Required work → All of the records below should be output exactly.

Provided material →
######
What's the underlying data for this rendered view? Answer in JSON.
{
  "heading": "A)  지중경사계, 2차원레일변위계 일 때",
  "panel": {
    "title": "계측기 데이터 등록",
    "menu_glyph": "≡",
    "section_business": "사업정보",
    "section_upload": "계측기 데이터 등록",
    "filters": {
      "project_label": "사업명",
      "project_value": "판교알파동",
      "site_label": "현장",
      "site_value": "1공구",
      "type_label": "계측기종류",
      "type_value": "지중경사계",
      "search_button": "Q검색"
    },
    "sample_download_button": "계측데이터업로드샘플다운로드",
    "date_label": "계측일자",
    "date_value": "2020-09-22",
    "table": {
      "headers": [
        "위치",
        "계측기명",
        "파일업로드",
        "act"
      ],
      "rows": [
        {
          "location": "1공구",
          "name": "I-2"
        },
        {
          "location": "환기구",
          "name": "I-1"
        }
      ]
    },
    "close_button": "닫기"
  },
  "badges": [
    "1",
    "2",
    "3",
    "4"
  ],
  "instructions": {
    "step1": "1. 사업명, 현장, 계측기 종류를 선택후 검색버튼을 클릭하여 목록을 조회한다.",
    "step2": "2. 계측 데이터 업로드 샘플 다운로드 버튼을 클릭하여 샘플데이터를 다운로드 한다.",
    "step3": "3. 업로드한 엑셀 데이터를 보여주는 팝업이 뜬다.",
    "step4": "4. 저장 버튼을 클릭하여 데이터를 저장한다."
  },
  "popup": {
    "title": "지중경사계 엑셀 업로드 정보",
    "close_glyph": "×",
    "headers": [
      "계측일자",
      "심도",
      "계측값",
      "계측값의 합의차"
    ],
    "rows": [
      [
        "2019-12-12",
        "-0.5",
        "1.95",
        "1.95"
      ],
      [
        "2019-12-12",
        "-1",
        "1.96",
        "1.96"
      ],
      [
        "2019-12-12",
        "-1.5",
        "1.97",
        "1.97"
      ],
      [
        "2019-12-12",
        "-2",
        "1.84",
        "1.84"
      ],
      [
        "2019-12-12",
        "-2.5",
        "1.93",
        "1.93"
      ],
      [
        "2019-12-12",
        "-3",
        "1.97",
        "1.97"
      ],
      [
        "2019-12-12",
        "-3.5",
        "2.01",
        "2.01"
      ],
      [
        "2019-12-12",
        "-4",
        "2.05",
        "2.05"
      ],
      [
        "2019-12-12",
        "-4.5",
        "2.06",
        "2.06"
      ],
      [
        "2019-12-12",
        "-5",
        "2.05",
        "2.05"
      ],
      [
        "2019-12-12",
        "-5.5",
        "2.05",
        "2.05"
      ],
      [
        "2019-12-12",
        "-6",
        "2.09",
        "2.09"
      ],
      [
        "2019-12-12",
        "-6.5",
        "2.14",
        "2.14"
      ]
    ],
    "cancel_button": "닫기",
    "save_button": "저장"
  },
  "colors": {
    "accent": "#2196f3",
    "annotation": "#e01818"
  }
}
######
Written reply →
What's the underlying data for this rendered view? Answer in JSON.
{
  "heading": "A)  지중경사계, 2차원레일변위계 일 때",
  "panel": {
    "title": "계측기 데이터 등록",
    "menu_glyph": "≡",
    "section_business": "사업정보",
    "section_upload": "계측기 데이터 등록",
    "filters": {
      "project_label": "사업명",
      "project_value": "판교알파동",
      "site_label": "현장",
      "site_value": "1공구",
      "type_label": "계측기종류",
      "type_value": "지중경사계",
      "search_button": "Q검색"
    },
    "sample_download_button": "계측데이터업로드샘플다운로드",
    "date_label": "계측일자",
    "date_value": "2020-09-22",
    "table": {
      "headers": [
        "위치",
        "계측기명",
        "파일업로드",
        "act"
      ],
      "rows": [
        {
          "location": "1공구",
          "name": "I-2"
        },
        {
          "location": "환기구",
          "name": "I-1"
        }
      ]
    },
    "close_button": "닫기"
  },
  "badges": [
    "1",
    "2",
    "3",
    "4"
  ],
  "instructions": {
    "step1": "1. 사업명, 현장, 계측기 종류를 선택후 검색버튼을 클릭하여 목록을 조회한다.",
    "step2": "2. 계측 데이터 업로드 샘플 다운로드 버튼을 클릭하여 샘플데이터를 다운로드 한다.",
    "step3": "3. 업로드한 엑셀 데이터를 보여주는 팝업이 뜬다.",
    "step4": "4. 저장 버튼을 클릭하여 데이터를 저장한다."
  },
  "popup": {
    "title": "지중경사계 엑셀 업로드 정보",
    "close_glyph": "×",
    "headers": [
      "계측일자",
      "심도",
      "계측값",
      "계측값의 합의차"
    ],
    "rows": [
      [
        "2019-12-12",
        "-0.5",
        "1.95",
        "1.95"
      ],
      [
        "2019-12-12",
        "-1",
        "1.96",
        "1.96"
      ],
      [
        "2019-12-12",
        "-1.5",
        "1.97",
        "1.97"
      ],
      [
        "2019-12-12",
        "-2",
        "1.84",
        "1.84"
      ],
      [
        "2019-12-12",
        "-2.5",
        "1.93",
        "1.93"
      ],
      [
        "2019-12-12",
        "-3",
        "1.97",
        "1.97"
      ],
      [
        "2019-12-12",
        "-3.5",
        "2.01",
        "2.01"
      ],
      [
        "2019-12-12",
        "-4",
        "2.05",
        "2.05"
      ],
      [
        "2019-12-12",
        "-4.5",
        "2.06",
        "2.06"
      ],
      [
        "2019-12-12",
        "-5",
        "2.05",
        "2.05"
      ],
      [
        "2019-12-12",
        "-5.5",
        "2.05",
        "2.05"
      ],
      [
        "2019-12-12",
        "-6",
        "2.09",
        "2.09"
      ],
      [
        "2019-12-12",
        "-6.5",
        "2.14",
        "2.14"
      ]
    ],
    "cancel_button": "닫기",
    "save_button": "저장"
  },
  "colors": {
    "accent": "#2196f3",
    "annotation": "#e01818"
  }
}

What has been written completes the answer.